I’ve heard some work super fast but didn’t recall the details. Yikes!
There is an inhaled version of Glucagon now - it sounds like it’s easier to administer since you don’t have to mix compenents. Hopefully you’ll get things worked out so it won’t be such a worry.

Hi Ashlyn @ashlyn901, I can mostly understand where you are at, and can relate to your insulin sensitivity.

It is well known that YOUR body needs the amount of insulin it needs - that is, each of us has her/his own body and only a few of us perform just as “The Book” says we should. My own history over the past seven decades will show that at times, MY body needed 100+ units per day, and currently my daily total, while eating 200+++ carbs a day is about 22 units.

I agree with what @Joe, a guy who has helped me learn much about diabetes, said when comparing Lantus and Tresiba. I’ve used Lantus but not Tresiba, but in my research a while back, I may have “discovered” reasons why significantly few units may be needed.

Insulin sensitivity: Your 90 mg/dl per unit is close to my Correction Factor [ISF]. Keep in mind, that your ISF can vary during different periods of the day. From 5:30 AM until about noontime, I use an ISF of 70:1, the rest of the day, my ISF is 85:1 - not much different than your 90:1. My thought for you is to accept what insulin your body needs, and the rate at which YOU need insulin and don’t let Test Book Averages scare you away; and, eat more carbohydrates - they will help you live a long, and healthy life. Don’t over eat, but eat healthy.

My question is how do you get over the fear of rapidly dropping sugars? It seems like now any overcorrection I do, I drop so fast. I end up watching my cgm like a hawk after every meal carbs or not.
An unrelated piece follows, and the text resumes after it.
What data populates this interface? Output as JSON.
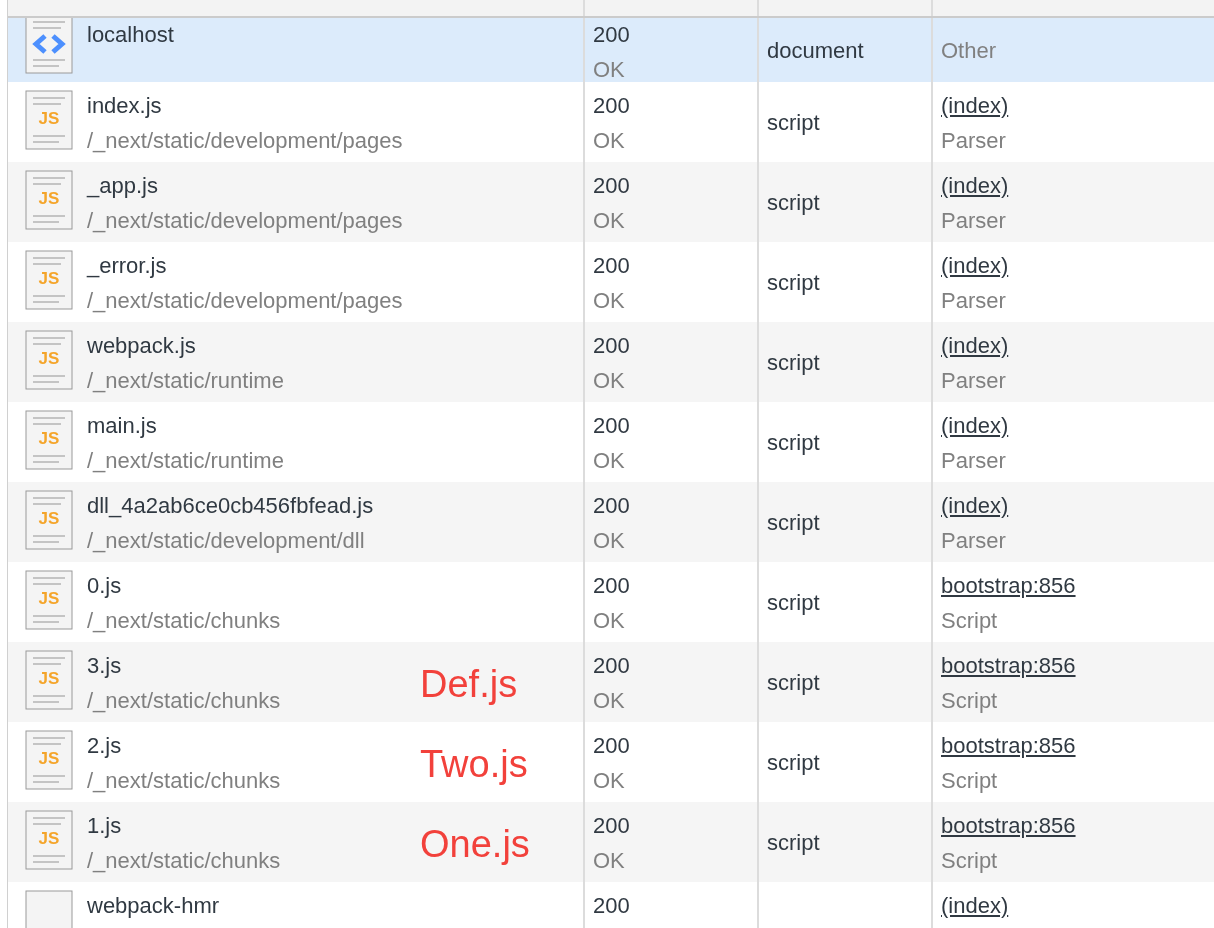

@ashlyn901, over the years, I’ve tried to train myself to avoid the sudden drop. I do still experience some although not too often.
My "trick " is by not overcurrecting. Easy said , but more difficult to put into practice. I subtract my Target from BGL, divide by my ISF , and then calculate a percentage of the result based on my activity and other factors.
I use Control IQ on my pump which will only deliver 60% of the calculated correction as a bolus. By keeping my ISF high, the calculated correction is relatively small. I much prefer to make two small corrections, spaced apart, than a big correction that will overcorrect.
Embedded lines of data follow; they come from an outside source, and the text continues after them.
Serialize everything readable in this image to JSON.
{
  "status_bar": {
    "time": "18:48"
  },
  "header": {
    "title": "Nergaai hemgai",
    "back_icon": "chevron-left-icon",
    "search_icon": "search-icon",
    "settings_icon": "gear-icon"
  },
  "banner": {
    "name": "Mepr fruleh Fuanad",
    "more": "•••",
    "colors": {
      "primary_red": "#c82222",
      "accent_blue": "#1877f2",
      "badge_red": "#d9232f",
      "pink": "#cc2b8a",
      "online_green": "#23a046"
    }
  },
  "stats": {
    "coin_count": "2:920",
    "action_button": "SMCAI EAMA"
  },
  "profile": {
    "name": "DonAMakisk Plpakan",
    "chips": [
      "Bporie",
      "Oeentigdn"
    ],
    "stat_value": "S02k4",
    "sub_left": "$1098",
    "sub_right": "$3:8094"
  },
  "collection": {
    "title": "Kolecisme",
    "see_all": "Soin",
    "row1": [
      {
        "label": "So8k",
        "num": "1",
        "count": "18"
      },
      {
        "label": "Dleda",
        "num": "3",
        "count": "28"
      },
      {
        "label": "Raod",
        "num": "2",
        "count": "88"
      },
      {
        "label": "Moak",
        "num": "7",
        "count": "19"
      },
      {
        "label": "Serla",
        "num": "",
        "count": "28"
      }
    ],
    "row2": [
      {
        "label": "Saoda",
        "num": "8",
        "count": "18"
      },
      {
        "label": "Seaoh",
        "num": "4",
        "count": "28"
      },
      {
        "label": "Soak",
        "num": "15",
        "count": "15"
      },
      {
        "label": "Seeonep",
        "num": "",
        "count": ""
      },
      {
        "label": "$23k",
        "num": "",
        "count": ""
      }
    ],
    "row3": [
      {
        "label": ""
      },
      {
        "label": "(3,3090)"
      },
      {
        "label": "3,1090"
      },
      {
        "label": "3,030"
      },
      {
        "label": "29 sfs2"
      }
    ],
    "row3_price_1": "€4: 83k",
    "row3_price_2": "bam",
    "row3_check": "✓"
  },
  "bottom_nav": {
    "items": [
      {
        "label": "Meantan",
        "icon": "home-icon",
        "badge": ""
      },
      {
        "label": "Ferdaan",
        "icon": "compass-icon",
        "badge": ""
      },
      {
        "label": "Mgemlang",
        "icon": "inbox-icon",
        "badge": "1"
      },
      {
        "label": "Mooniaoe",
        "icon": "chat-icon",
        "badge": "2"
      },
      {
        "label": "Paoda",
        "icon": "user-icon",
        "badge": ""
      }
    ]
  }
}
It is a lot of trial and error.

1 Like

Yeah i think it’s time to get a pump.

That makes me feel better, i’ve been correcting in half unit increments and waiting it out.
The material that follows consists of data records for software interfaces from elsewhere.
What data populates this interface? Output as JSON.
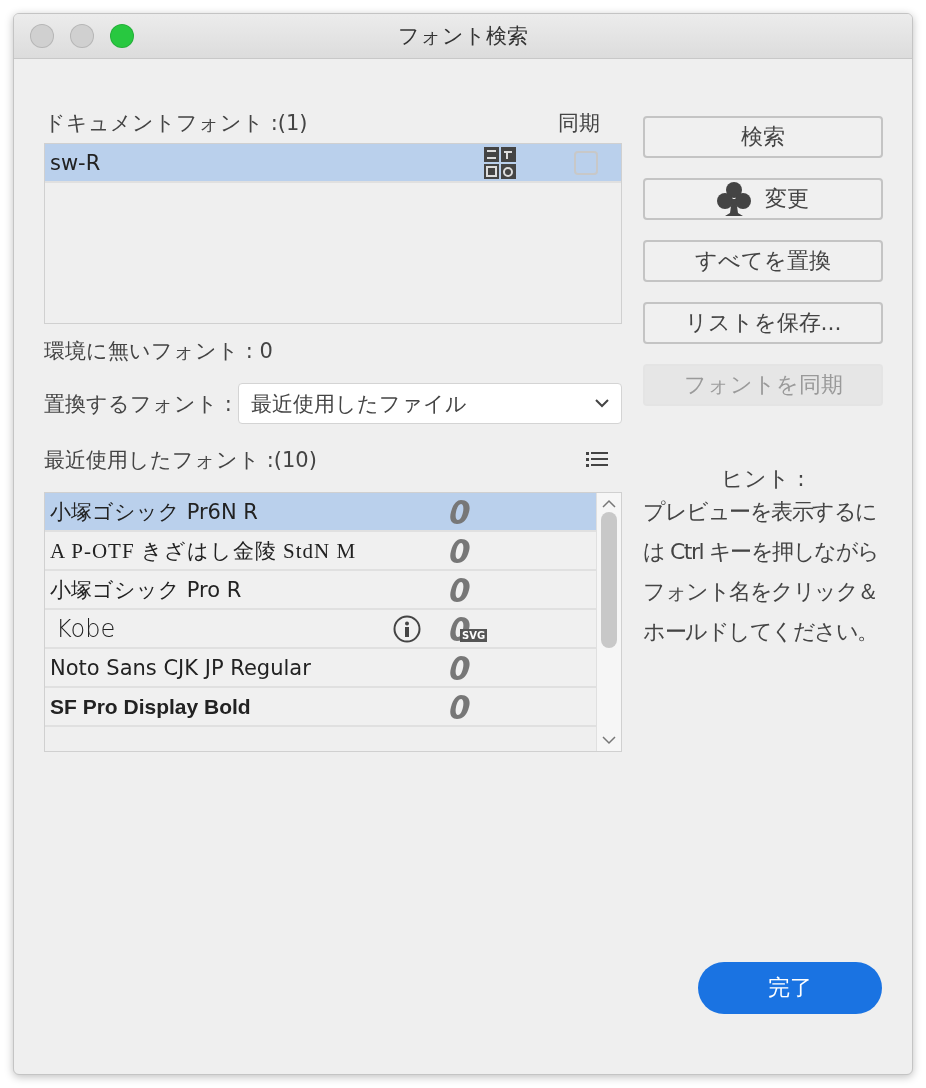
{
  "window": {
    "title": "フォント検索",
    "controls": [
      {
        "kind": "close",
        "active": false
      },
      {
        "kind": "minimize",
        "active": false
      },
      {
        "kind": "zoom",
        "active": true
      }
    ]
  },
  "document_fonts": {
    "label": "ドキュメントフォント :(1)",
    "sync_label": "同期",
    "rows": [
      {
        "name": "sw-R",
        "selected": true,
        "checked": false
      }
    ]
  },
  "missing_fonts": "環境に無いフォント : 0",
  "replace": {
    "label": "置換するフォント :",
    "value": "最近使用したファイル"
  },
  "recent_fonts": {
    "label": "最近使用したフォント :(10)",
    "rows": [
      {
        "name": "小塚ゴシック Pr6N R",
        "selected": true,
        "info": false,
        "kind": "opentype"
      },
      {
        "name": "A P-OTF きざはし金陵 StdN M",
        "selected": false,
        "info": false,
        "kind": "opentype"
      },
      {
        "name": "小塚ゴシック Pro R",
        "selected": false,
        "info": false,
        "kind": "opentype"
      },
      {
        "name": "Kobe",
        "selected": false,
        "info": true,
        "kind": "svg",
        "badge": "SVG"
      },
      {
        "name": "Noto Sans CJK JP Regular",
        "selected": false,
        "info": false,
        "kind": "opentype"
      },
      {
        "name": "SF Pro Display Bold",
        "selected": false,
        "info": false,
        "kind": "opentype"
      }
    ]
  },
  "buttons": [
    {
      "label": "検索",
      "icon": false,
      "disabled": false
    },
    {
      "label": "変更",
      "icon": true,
      "disabled": false
    },
    {
      "label": "すべてを置換",
      "icon": false,
      "disabled": false
    },
    {
      "label": "リストを保存...",
      "icon": false,
      "disabled": false
    },
    {
      "label": "フォントを同期",
      "icon": false,
      "disabled": true
    }
  ],
  "hint": {
    "title": "ヒント :",
    "text": "プレビューを表示するには Ctrl キーを押しながらフォント名をクリック＆ホールドしてください。"
  },
  "done_button": "完了"
}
Thank you for taking the time to respond


1 Like

Corruption😊? Foiled by auto-correct I gather? Not making fun of you - I can’t tell you how many times it’s gotten creative on me. I’ve had to replace “hairy” with “healthy” many times - a few hours later.
Wishing you well my friend.

I have lived in Denver for 8 years after living at sea level my entire life. I have had diabetes for 57 years. I take Tresiba and Fiasp (Novolog doesn’t work for is very inconsistent). I weigh 132and take 8 Tresiba daily and fron 5 o 7 or8 u of Fiasp depending on meals and exercise. I correct with half units because I am so sensitive to insulin. I have to adjust the Tresiba seasonally by about 1 unit more in winter. My Fiasp requirements are different depending on time of day. Overnight, one unit will drop me more than 100 at times, so I am very careful with correction at say 2:00AM.
Late morning correction for me is about 1 to 50. I use half units all the time both in dosing and corrections.
I hate lows, who doesn’t? So I set my G6 warning beeper to sound at 85 which gives me time to treat without going low, even when exercising.
I will say that living at altitude is different and I have not been able to keep blood sugars as steady as I could at sea level. When I go up to the mountains 8,600 ft say, I require more basal after 48 hours there. Denver is only 5280.
I hope this all makes sense and helps a bit. And I hope you love being in Colorado as much as I do.


My daughter’s correction factor was 1:100 for years (though she’s at 1:50 at the moment) and we were using injections. Do you have the half-unit syringes? Not everyone is familiar with them — I once had to tell the mail-order pharmacy person that yes, they DO exist, because I was looking at a box of the ones they’d sent me last time as we spoke — but they’re really useful if you need those half-unit corrections.